→ Problem
Copying task for the records below: reproduce each one exactly and drop the pictures.

---+---

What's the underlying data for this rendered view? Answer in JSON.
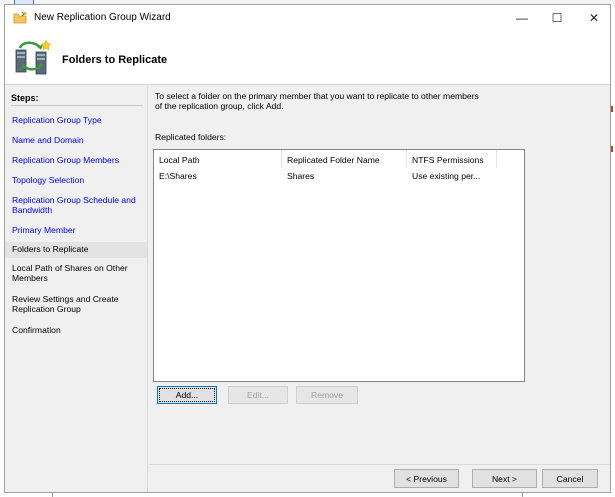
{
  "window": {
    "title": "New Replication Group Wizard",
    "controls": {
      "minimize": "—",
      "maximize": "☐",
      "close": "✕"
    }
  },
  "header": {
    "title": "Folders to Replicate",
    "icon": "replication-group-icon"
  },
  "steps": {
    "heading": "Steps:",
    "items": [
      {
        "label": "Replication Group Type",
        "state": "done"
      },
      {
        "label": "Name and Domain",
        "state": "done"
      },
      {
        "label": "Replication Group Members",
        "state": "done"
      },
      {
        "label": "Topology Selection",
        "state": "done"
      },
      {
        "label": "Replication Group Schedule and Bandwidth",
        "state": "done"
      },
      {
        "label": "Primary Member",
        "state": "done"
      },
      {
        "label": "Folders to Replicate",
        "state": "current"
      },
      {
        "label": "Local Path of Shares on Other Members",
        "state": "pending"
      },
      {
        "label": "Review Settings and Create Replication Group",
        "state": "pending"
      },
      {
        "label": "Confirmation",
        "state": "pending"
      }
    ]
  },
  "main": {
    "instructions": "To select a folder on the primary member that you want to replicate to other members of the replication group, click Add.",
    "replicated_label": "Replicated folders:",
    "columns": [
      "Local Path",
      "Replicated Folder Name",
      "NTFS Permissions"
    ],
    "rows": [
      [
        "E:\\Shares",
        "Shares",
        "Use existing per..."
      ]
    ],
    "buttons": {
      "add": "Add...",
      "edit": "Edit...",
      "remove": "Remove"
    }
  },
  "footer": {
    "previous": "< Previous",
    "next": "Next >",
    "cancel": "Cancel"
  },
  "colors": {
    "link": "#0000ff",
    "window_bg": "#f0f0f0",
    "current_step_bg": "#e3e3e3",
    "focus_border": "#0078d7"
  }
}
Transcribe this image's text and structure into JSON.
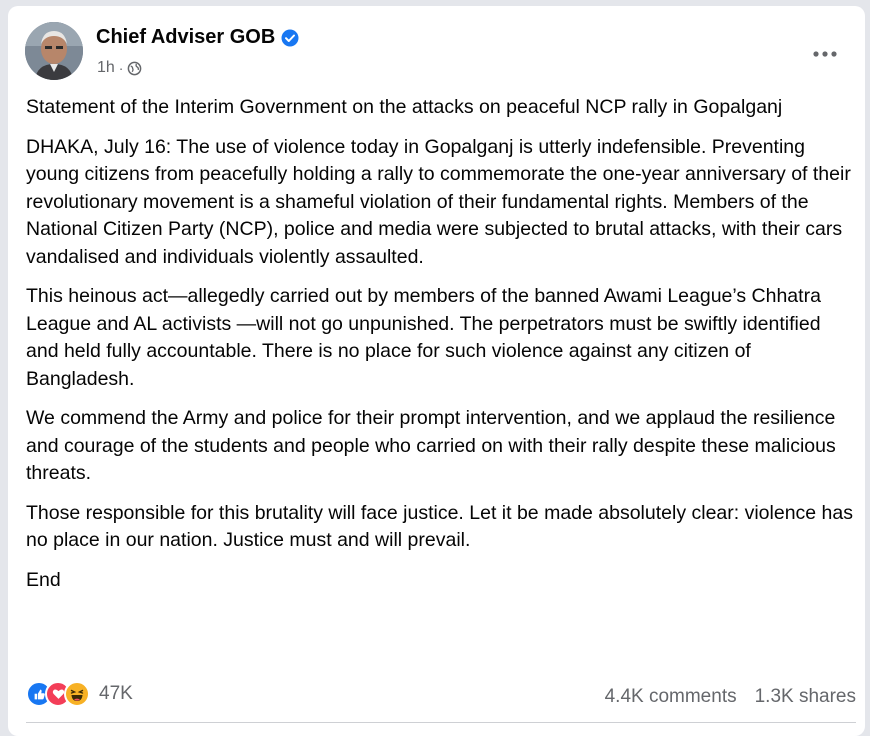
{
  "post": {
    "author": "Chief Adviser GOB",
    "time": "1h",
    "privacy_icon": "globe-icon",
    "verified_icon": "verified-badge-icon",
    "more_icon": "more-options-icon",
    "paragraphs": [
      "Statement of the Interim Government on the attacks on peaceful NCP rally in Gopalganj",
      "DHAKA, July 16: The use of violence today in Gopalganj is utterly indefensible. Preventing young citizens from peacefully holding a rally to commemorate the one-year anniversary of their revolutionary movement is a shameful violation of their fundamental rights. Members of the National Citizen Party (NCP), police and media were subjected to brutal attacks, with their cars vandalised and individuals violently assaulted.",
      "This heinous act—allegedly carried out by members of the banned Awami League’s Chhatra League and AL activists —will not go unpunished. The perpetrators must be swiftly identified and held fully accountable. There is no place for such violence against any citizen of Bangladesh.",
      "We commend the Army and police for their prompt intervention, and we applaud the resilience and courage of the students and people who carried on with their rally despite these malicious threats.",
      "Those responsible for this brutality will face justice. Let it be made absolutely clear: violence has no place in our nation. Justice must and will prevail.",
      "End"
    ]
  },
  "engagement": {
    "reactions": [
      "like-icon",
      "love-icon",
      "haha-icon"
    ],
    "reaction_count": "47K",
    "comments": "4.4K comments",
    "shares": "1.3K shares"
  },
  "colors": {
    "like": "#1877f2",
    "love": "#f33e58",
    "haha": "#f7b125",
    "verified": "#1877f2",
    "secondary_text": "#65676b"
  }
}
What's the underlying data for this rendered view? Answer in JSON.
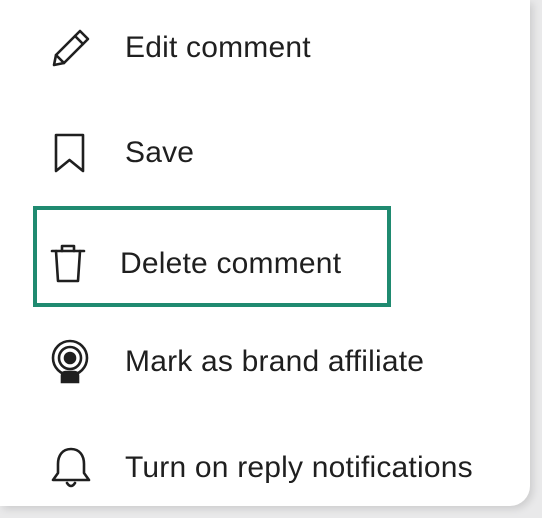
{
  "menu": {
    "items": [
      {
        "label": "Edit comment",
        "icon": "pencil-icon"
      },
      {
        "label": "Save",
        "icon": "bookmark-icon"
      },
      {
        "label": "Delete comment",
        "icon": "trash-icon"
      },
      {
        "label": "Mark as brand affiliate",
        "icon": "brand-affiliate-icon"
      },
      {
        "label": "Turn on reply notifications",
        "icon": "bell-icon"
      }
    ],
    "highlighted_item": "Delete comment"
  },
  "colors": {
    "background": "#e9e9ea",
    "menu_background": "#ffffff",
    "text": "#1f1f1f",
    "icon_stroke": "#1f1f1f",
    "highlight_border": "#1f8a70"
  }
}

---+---

→ Solution for this exercise
What's the underlying data for this rendered view? Answer in JSON.
{
  "window": {
    "title": "New Replication Group Wizard",
    "controls": {
      "minimize": "—",
      "maximize": "☐",
      "close": "✕"
    }
  },
  "header": {
    "title": "Folders to Replicate",
    "icon": "replication-group-icon"
  },
  "steps": {
    "heading": "Steps:",
    "items": [
      {
        "label": "Replication Group Type",
        "state": "done"
      },
      {
        "label": "Name and Domain",
        "state": "done"
      },
      {
        "label": "Replication Group Members",
        "state": "done"
      },
      {
        "label": "Topology Selection",
        "state": "done"
      },
      {
        "label": "Replication Group Schedule and Bandwidth",
        "state": "done"
      },
      {
        "label": "Primary Member",
        "state": "done"
      },
      {
        "label": "Folders to Replicate",
        "state": "current"
      },
      {
        "label": "Local Path of Shares on Other Members",
        "state": "pending"
      },
      {
        "label": "Review Settings and Create Replication Group",
        "state": "pending"
      },
      {
        "label": "Confirmation",
        "state": "pending"
      }
    ]
  },
  "main": {
    "instructions": "To select a folder on the primary member that you want to replicate to other members of the replication group, click Add.",
    "replicated_label": "Replicated folders:",
    "columns": [
      "Local Path",
      "Replicated Folder Name",
      "NTFS Permissions"
    ],
    "rows": [
      [
        "E:\\Shares",
        "Shares",
        "Use existing per..."
      ]
    ],
    "buttons": {
      "add": "Add...",
      "edit": "Edit...",
      "remove": "Remove"
    }
  },
  "footer": {
    "previous": "< Previous",
    "next": "Next >",
    "cancel": "Cancel"
  },
  "colors": {
    "link": "#0000ff",
    "window_bg": "#f0f0f0",
    "current_step_bg": "#e3e3e3",
    "focus_border": "#0078d7"
  }
}
Transcribe this image's text and structure into JSON.
{
  "post": {
    "author": "Chief Adviser GOB",
    "time": "1h",
    "privacy_icon": "globe-icon",
    "verified_icon": "verified-badge-icon",
    "more_icon": "more-options-icon",
    "paragraphs": [
      "Statement of the Interim Government on the attacks on peaceful NCP rally in Gopalganj",
      "DHAKA, July 16: The use of violence today in Gopalganj is utterly indefensible. Preventing young citizens from peacefully holding a rally to commemorate the one-year anniversary of their revolutionary movement is a shameful violation of their fundamental rights. Members of the National Citizen Party (NCP), police and media were subjected to brutal attacks, with their cars vandalised and individuals violently assaulted.",
      "This heinous act—allegedly carried out by members of the banned Awami League’s Chhatra League and AL activists —will not go unpunished. The perpetrators must be swiftly identified and held fully accountable. There is no place for such violence against any citizen of Bangladesh.",
      "We commend the Army and police for their prompt intervention, and we applaud the resilience and courage of the students and people who carried on with their rally despite these malicious threats.",
      "Those responsible for this brutality will face justice. Let it be made absolutely clear: violence has no place in our nation. Justice must and will prevail.",
      "End"
    ]
  },
  "engagement": {
    "reactions": [
      "like-icon",
      "love-icon",
      "haha-icon"
    ],
    "reaction_count": "47K",
    "comments": "4.4K comments",
    "shares": "1.3K shares"
  },
  "colors": {
    "like": "#1877f2",
    "love": "#f33e58",
    "haha": "#f7b125",
    "verified": "#1877f2",
    "secondary_text": "#65676b"
  }
}
What's the underlying data for this rendered view? Answer in JSON.
{
  "menu": {
    "items": [
      {
        "label": "Edit comment",
        "icon": "pencil-icon"
      },
      {
        "label": "Save",
        "icon": "bookmark-icon"
      },
      {
        "label": "Delete comment",
        "icon": "trash-icon"
      },
      {
        "label": "Mark as brand affiliate",
        "icon": "brand-affiliate-icon"
      },
      {
        "label": "Turn on reply notifications",
        "icon": "bell-icon"
      }
    ],
    "highlighted_item": "Delete comment"
  },
  "colors": {
    "background": "#e9e9ea",
    "menu_background": "#ffffff",
    "text": "#1f1f1f",
    "icon_stroke": "#1f1f1f",
    "highlight_border": "#1f8a70"
  }
}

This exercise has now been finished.